THE SERPENTINE PAVILION IN 2021:
JOHANNESBURG'S URBAN FRAGMENTS UNDER A ROOF
The Serpentine Pavilion in London is an important annual event in the world architecture community. The designers selected each year are commissioned to build a temporary pavilion for summer in London’s Kensington Gardens, as part of the Serpentine Galleries.
This year marks Serpentine Galleries’ fiftieth birthday. Having carried out annual pavilion design for 20 years, Serpentine Galleries will welcome its youngest designers, Amina Kaskar, Sumayya Vally and Sarah de Villiers, chief designers of Counterspace Studio, all of whom who are in their late 20s.

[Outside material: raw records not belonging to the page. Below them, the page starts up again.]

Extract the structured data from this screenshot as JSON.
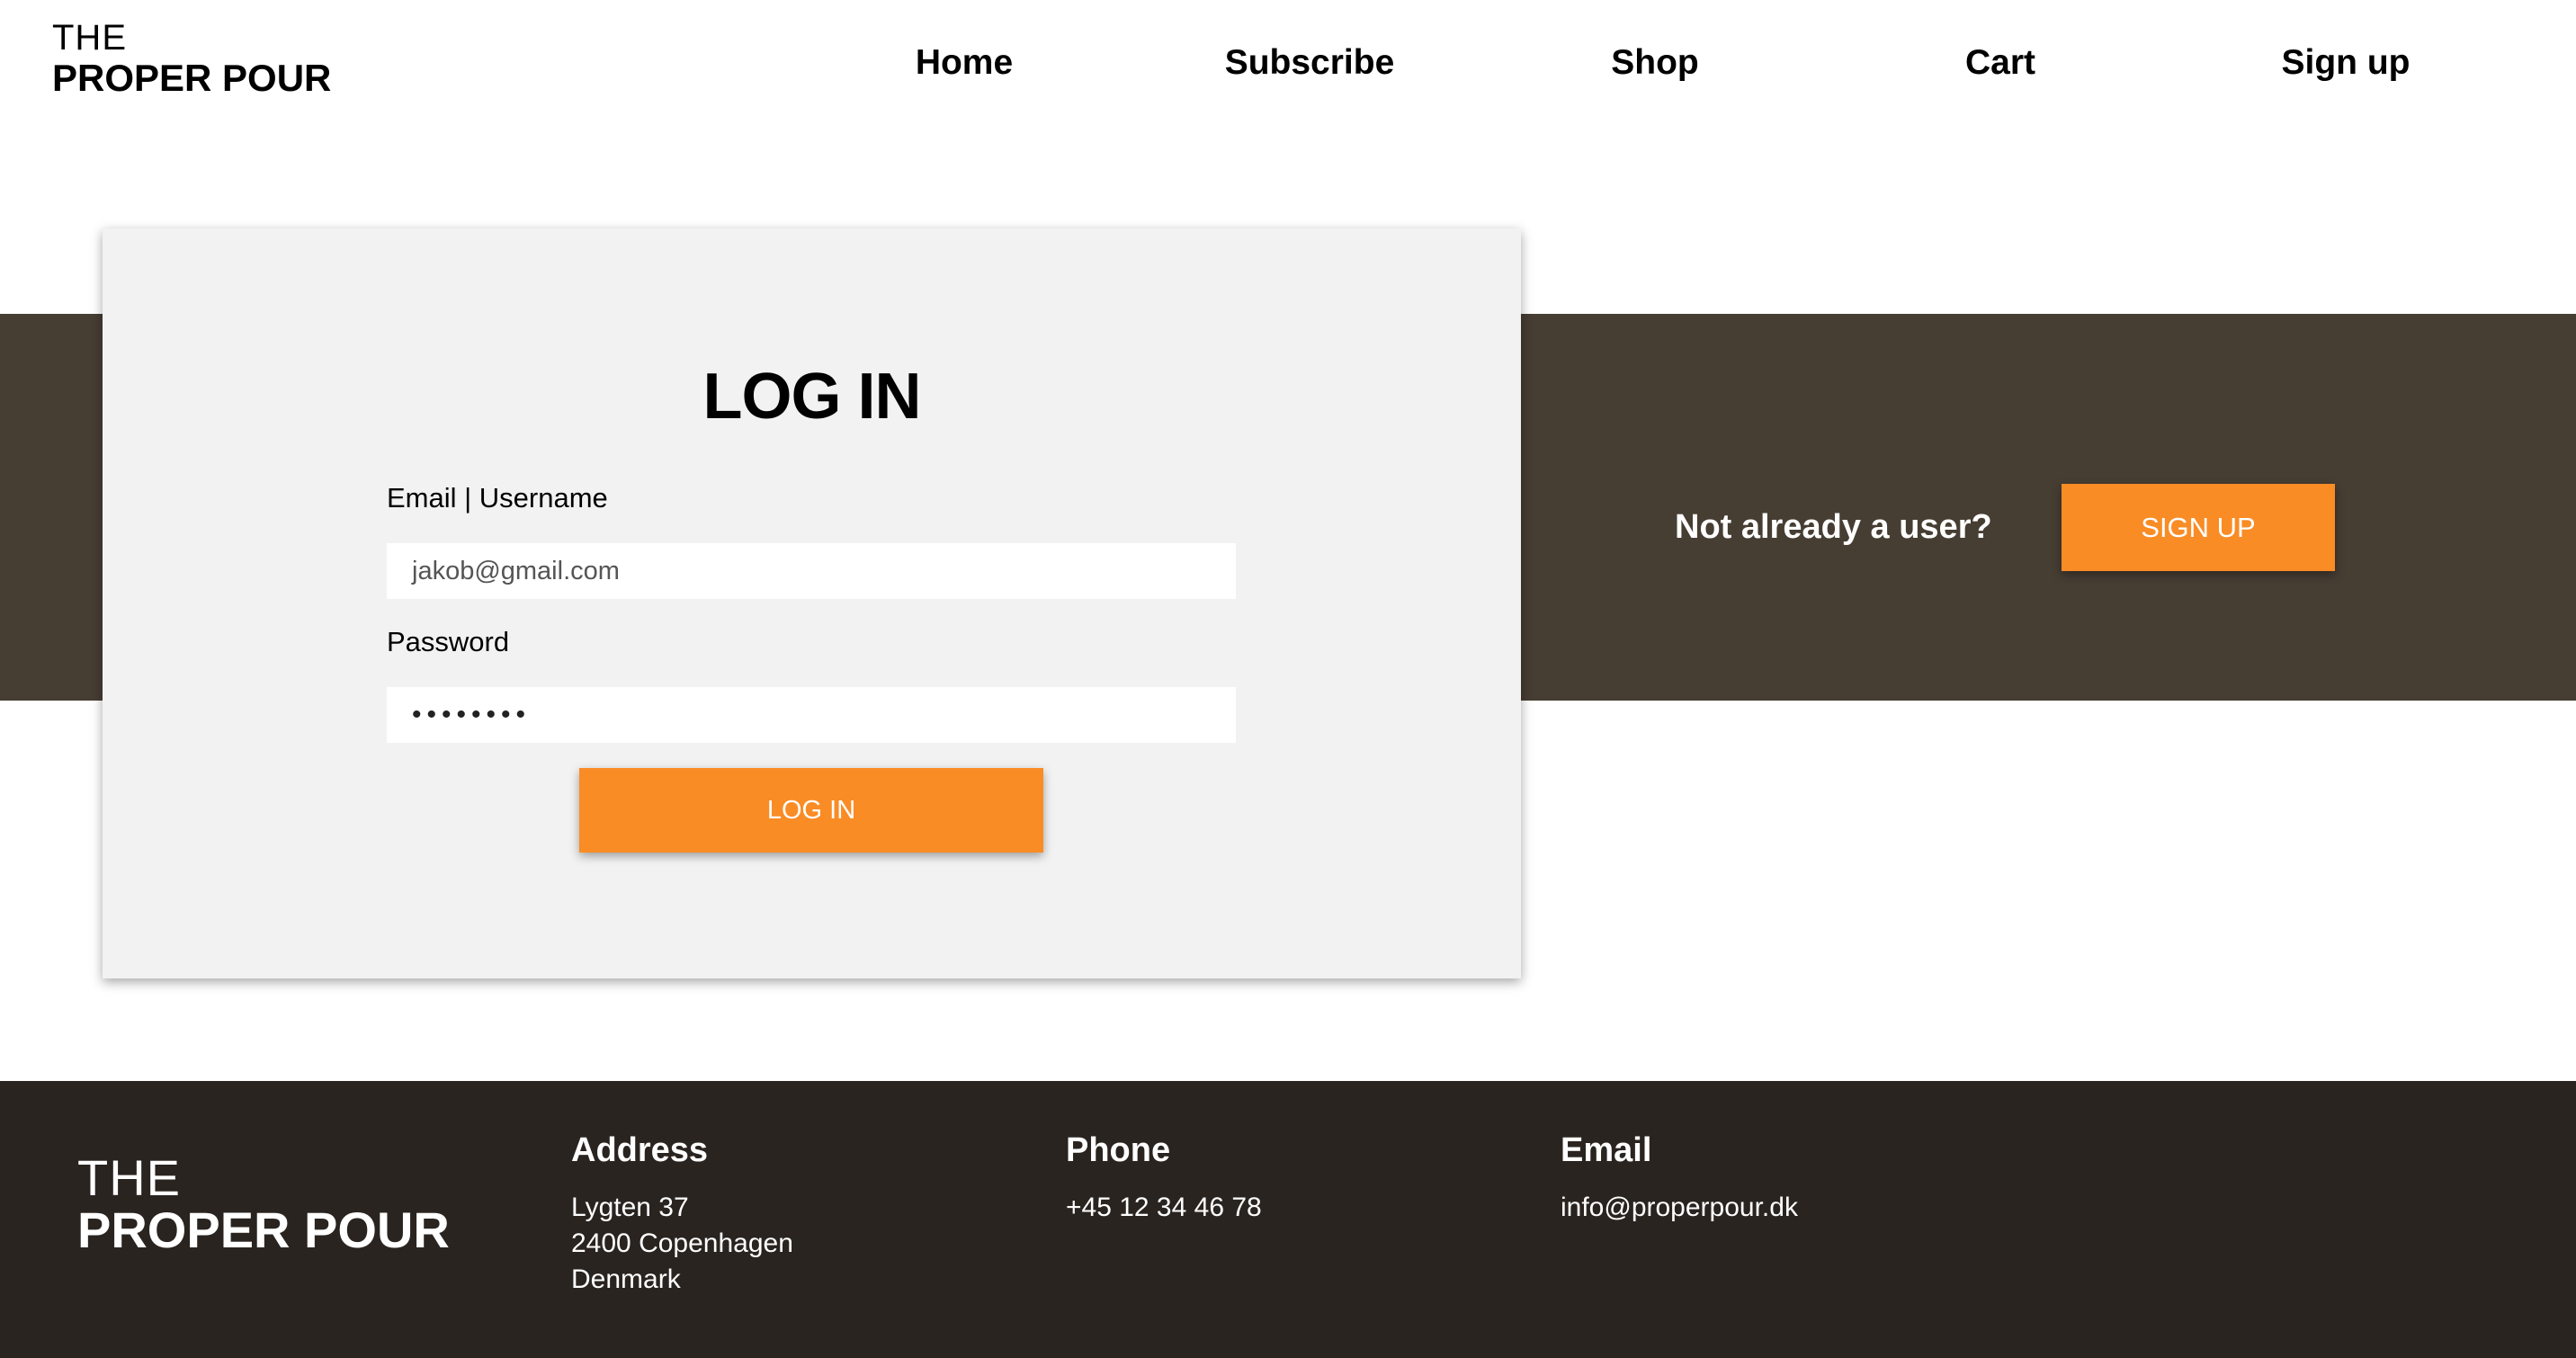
{
  "header": {
    "logo_line1": "THE",
    "logo_line2": "PROPER POUR",
    "nav": [
      "Home",
      "Subscribe",
      "Shop",
      "Cart",
      "Sign up"
    ]
  },
  "login": {
    "title": "LOG IN",
    "email_label": "Email | Username",
    "email_value": "jakob@gmail.com",
    "password_label": "Password",
    "password_value": "••••••••",
    "button": "LOG IN"
  },
  "signup_band": {
    "text": "Not already a user?",
    "button": "SIGN UP"
  },
  "footer": {
    "logo_line1": "THE",
    "logo_line2": "PROPER POUR",
    "address_title": "Address",
    "address_lines": [
      "Lygten 37",
      "2400 Copenhagen",
      "Denmark"
    ],
    "phone_title": "Phone",
    "phone": "+45 12 34 46 78",
    "email_title": "Email",
    "email": "info@properpour.dk"
  },
  "colors": {
    "accent": "#f98c25",
    "band": "#463d33",
    "footer": "#2a2420",
    "card": "#f2f2f2"
  }
}
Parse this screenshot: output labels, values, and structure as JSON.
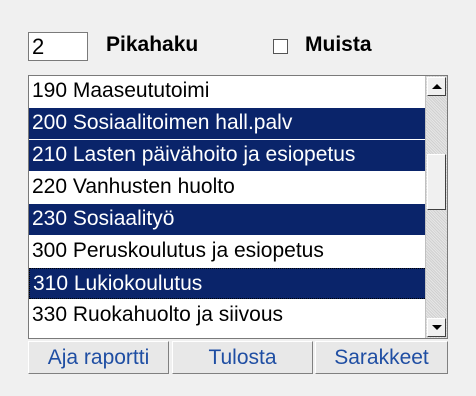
{
  "toolbar": {
    "quantity_value": "2",
    "quick_search_label": "Pikahaku",
    "remember_label": "Muista",
    "remember_checked": false
  },
  "list": {
    "items": [
      {
        "label": "190 Maaseututoimi",
        "selected": false
      },
      {
        "label": "200 Sosiaalitoimen hall.palv",
        "selected": true
      },
      {
        "label": "210 Lasten päivähoito ja esiopetus",
        "selected": true
      },
      {
        "label": "220 Vanhusten huolto",
        "selected": false
      },
      {
        "label": "230 Sosiaalityö",
        "selected": true
      },
      {
        "label": "300 Peruskoulutus ja esiopetus",
        "selected": false
      },
      {
        "label": "310 Lukiokoulutus",
        "selected": true
      },
      {
        "label": "330 Ruokahuolto ja siivous",
        "selected": false
      }
    ]
  },
  "buttons": {
    "run_report": "Aja raportti",
    "print": "Tulosta",
    "columns": "Sarakkeet"
  },
  "colors": {
    "selection": "#0a246a",
    "button_text": "#1f4ea3"
  }
}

The design concept originated from London as a gathering place for people from different parts of the world, the majority of whom could be immigrants or from surrounding communities. Exploration of chief designer Vally’s past projects tells a strong and convincing clue shared by all of his projects – cultural coexistence and integration, isolation and integration, and how cultural and political backgrounds affect the ways we live and build our urban environment. These themes are closely linked to Vally’s life in Johannesburg, and to the lifestyle in South Africa. “My experience of growing up in South Africa indeed inspired my practice,” she said. “This is how I look at segregation, from the sizes of families, communities, and the city.” Those themes are also universal and can be applied to any place where migration has taken place. To some extent, it can be most of the places around the world. Vally views the pavilion itself as an event because, during the time when the project is open to the public, various forms of collection from all over the place would gather. It is the “forms” carrying certain marks of origins, spaces and human- made products that make up the caring and supportive part of London.
This year’s pavilion will be made from a mix of materials, including the natural cork from the world’s biggest cork supplier Corticeira Amorim, and K-Briqs, a type of building material made from 90% recycled construction waste but without firing. Thus, the carbon footprint of K-Briqs is only one-tenth of the traditional ones.